**WHAT YOU WILL DO:** Your answer should be an exact copy of all the entries, free of pictures.

**RECORDS FOR PROCESSING:**
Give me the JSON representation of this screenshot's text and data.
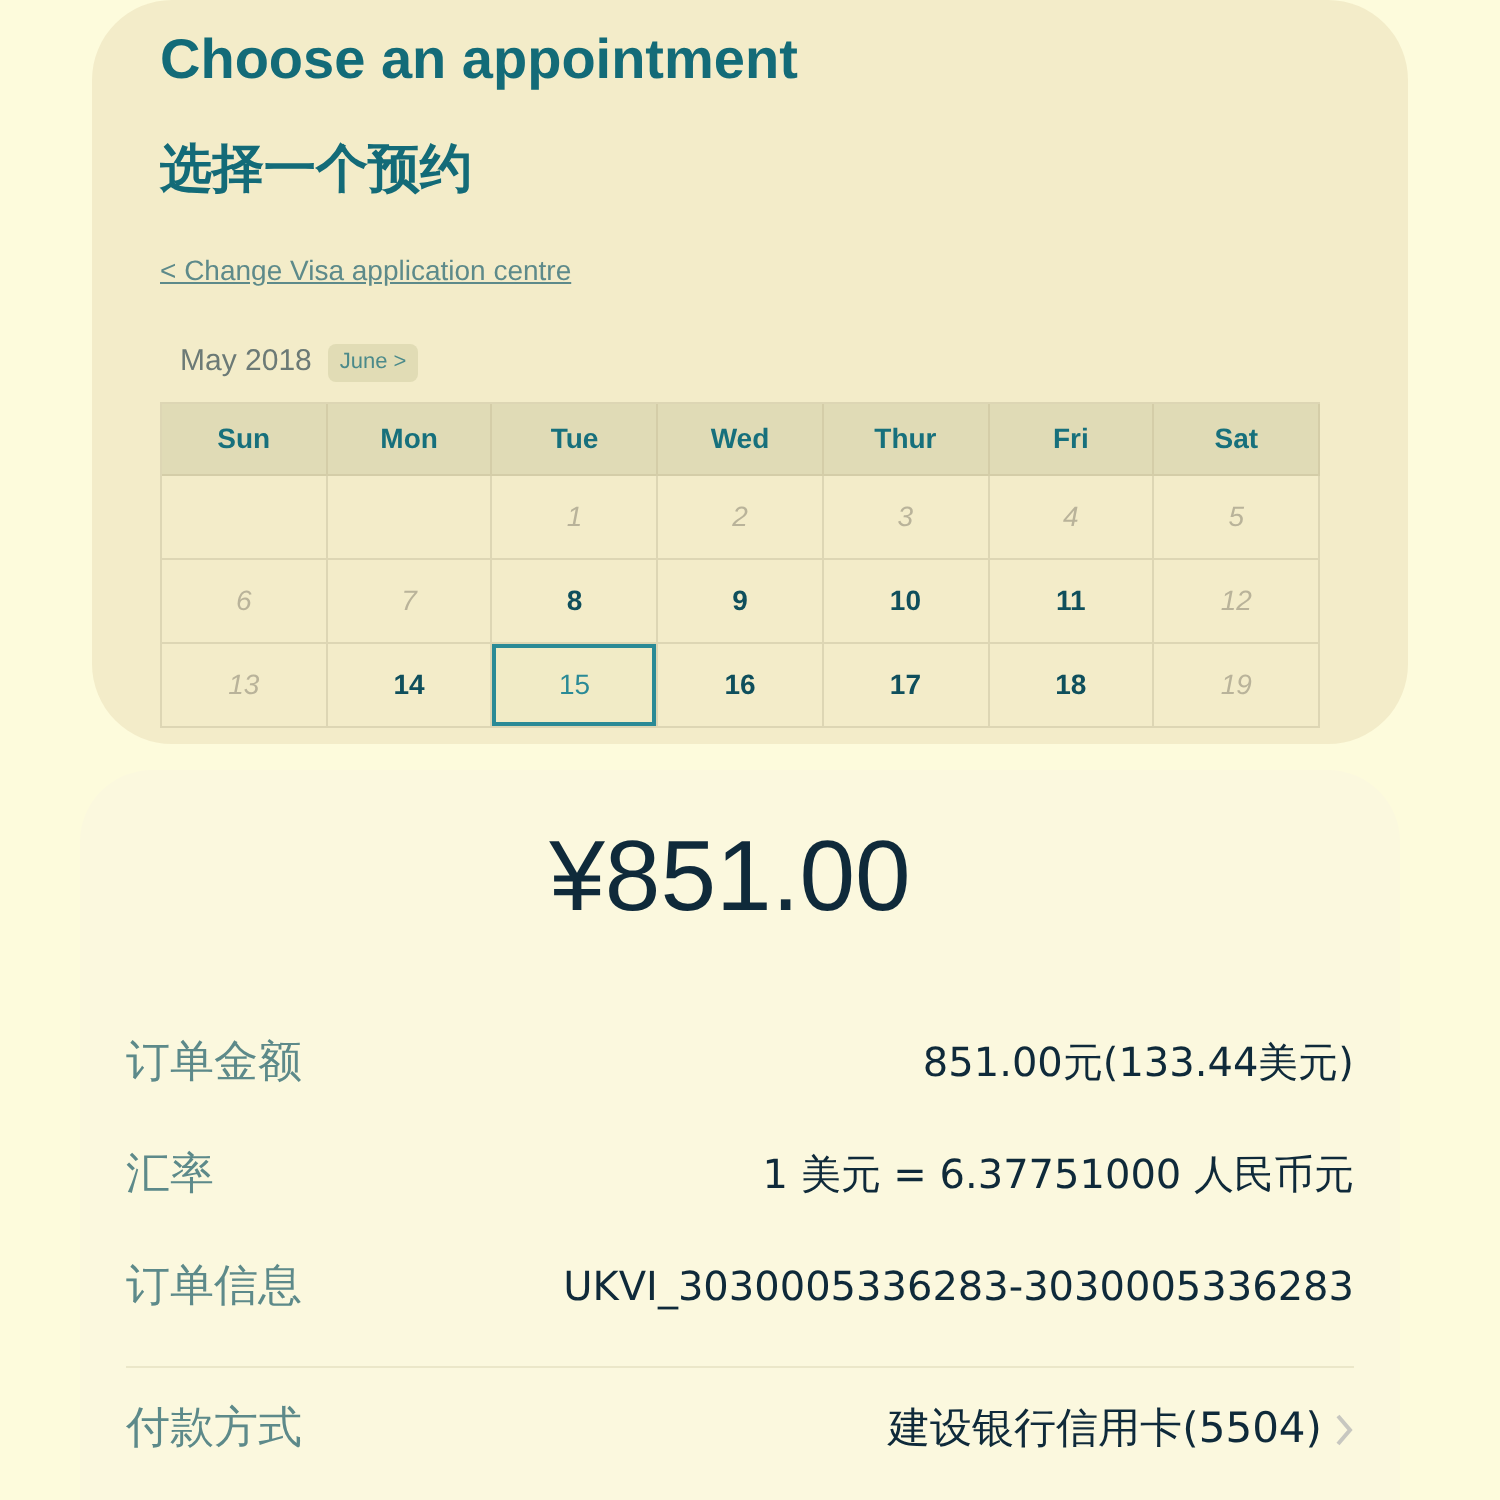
{
  "appointment": {
    "title": "Choose an appointment",
    "title_zh": "选择一个预约",
    "back_link": "< Change Visa application centre",
    "month": "May 2018",
    "next_month_button": "June >",
    "weekdays": [
      "Sun",
      "Mon",
      "Tue",
      "Wed",
      "Thur",
      "Fri",
      "Sat"
    ],
    "weeks": [
      [
        {
          "kind": "blank"
        },
        {
          "kind": "blank"
        },
        {
          "day": "1",
          "kind": "unavailable",
          "selected": false
        },
        {
          "day": "2",
          "kind": "unavailable",
          "selected": false
        },
        {
          "day": "3",
          "kind": "unavailable",
          "selected": false
        },
        {
          "day": "4",
          "kind": "unavailable",
          "selected": false
        },
        {
          "day": "5",
          "kind": "unavailable",
          "selected": false
        }
      ],
      [
        {
          "day": "6",
          "kind": "unavailable",
          "selected": false
        },
        {
          "day": "7",
          "kind": "unavailable",
          "selected": false
        },
        {
          "day": "8",
          "kind": "available",
          "selected": false
        },
        {
          "day": "9",
          "kind": "available",
          "selected": false
        },
        {
          "day": "10",
          "kind": "available",
          "selected": false
        },
        {
          "day": "11",
          "kind": "available",
          "selected": false
        },
        {
          "day": "12",
          "kind": "unavailable",
          "selected": false
        }
      ],
      [
        {
          "day": "13",
          "kind": "unavailable",
          "selected": false
        },
        {
          "day": "14",
          "kind": "available",
          "selected": false
        },
        {
          "day": "15",
          "kind": "available",
          "selected": true
        },
        {
          "day": "16",
          "kind": "available",
          "selected": false
        },
        {
          "day": "17",
          "kind": "available",
          "selected": false
        },
        {
          "day": "18",
          "kind": "available",
          "selected": false
        },
        {
          "day": "19",
          "kind": "unavailable",
          "selected": false
        }
      ]
    ]
  },
  "payment": {
    "amount": "¥851.00",
    "rows": [
      {
        "label": "订单金额",
        "value": "851.00元(133.44美元)",
        "kind": "info"
      },
      {
        "label": "汇率",
        "value": "1 美元 = 6.37751000 人民币元",
        "kind": "info"
      },
      {
        "label": "订单信息",
        "value": "UKVI_3030005336283-3030005336283",
        "kind": "info"
      },
      {
        "label": "付款方式",
        "value": "建设银行信用卡(5504)",
        "kind": "link"
      }
    ]
  }
}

**RESPONSE FOR THIS EXERCISE:**
Give me the JSON representation of this screenshot's text and data.
{
  "appointment": {
    "title": "Choose an appointment",
    "title_zh": "选择一个预约",
    "back_link": "< Change Visa application centre",
    "month": "May 2018",
    "next_month_button": "June >",
    "weekdays": [
      "Sun",
      "Mon",
      "Tue",
      "Wed",
      "Thur",
      "Fri",
      "Sat"
    ],
    "weeks": [
      [
        {
          "kind": "blank"
        },
        {
          "kind": "blank"
        },
        {
          "day": "1",
          "kind": "unavailable",
          "selected": false
        },
        {
          "day": "2",
          "kind": "unavailable",
          "selected": false
        },
        {
          "day": "3",
          "kind": "unavailable",
          "selected": false
        },
        {
          "day": "4",
          "kind": "unavailable",
          "selected": false
        },
        {
          "day": "5",
          "kind": "unavailable",
          "selected": false
        }
      ],
      [
        {
          "day": "6",
          "kind": "unavailable",
          "selected": false
        },
        {
          "day": "7",
          "kind": "unavailable",
          "selected": false
        },
        {
          "day": "8",
          "kind": "available",
          "selected": false
        },
        {
          "day": "9",
          "kind": "available",
          "selected": false
        },
        {
          "day": "10",
          "kind": "available",
          "selected": false
        },
        {
          "day": "11",
          "kind": "available",
          "selected": false
        },
        {
          "day": "12",
          "kind": "unavailable",
          "selected": false
        }
      ],
      [
        {
          "day": "13",
          "kind": "unavailable",
          "selected": false
        },
        {
          "day": "14",
          "kind": "available",
          "selected": false
        },
        {
          "day": "15",
          "kind": "available",
          "selected": true
        },
        {
          "day": "16",
          "kind": "available",
          "selected": false
        },
        {
          "day": "17",
          "kind": "available",
          "selected": false
        },
        {
          "day": "18",
          "kind": "available",
          "selected": false
        },
        {
          "day": "19",
          "kind": "unavailable",
          "selected": false
        }
      ]
    ]
  },
  "payment": {
    "amount": "¥851.00",
    "rows": [
      {
        "label": "订单金额",
        "value": "851.00元(133.44美元)",
        "kind": "info"
      },
      {
        "label": "汇率",
        "value": "1 美元 = 6.37751000 人民币元",
        "kind": "info"
      },
      {
        "label": "订单信息",
        "value": "UKVI_3030005336283-3030005336283",
        "kind": "info"
      },
      {
        "label": "付款方式",
        "value": "建设银行信用卡(5504)",
        "kind": "link"
      }
    ]
  }
}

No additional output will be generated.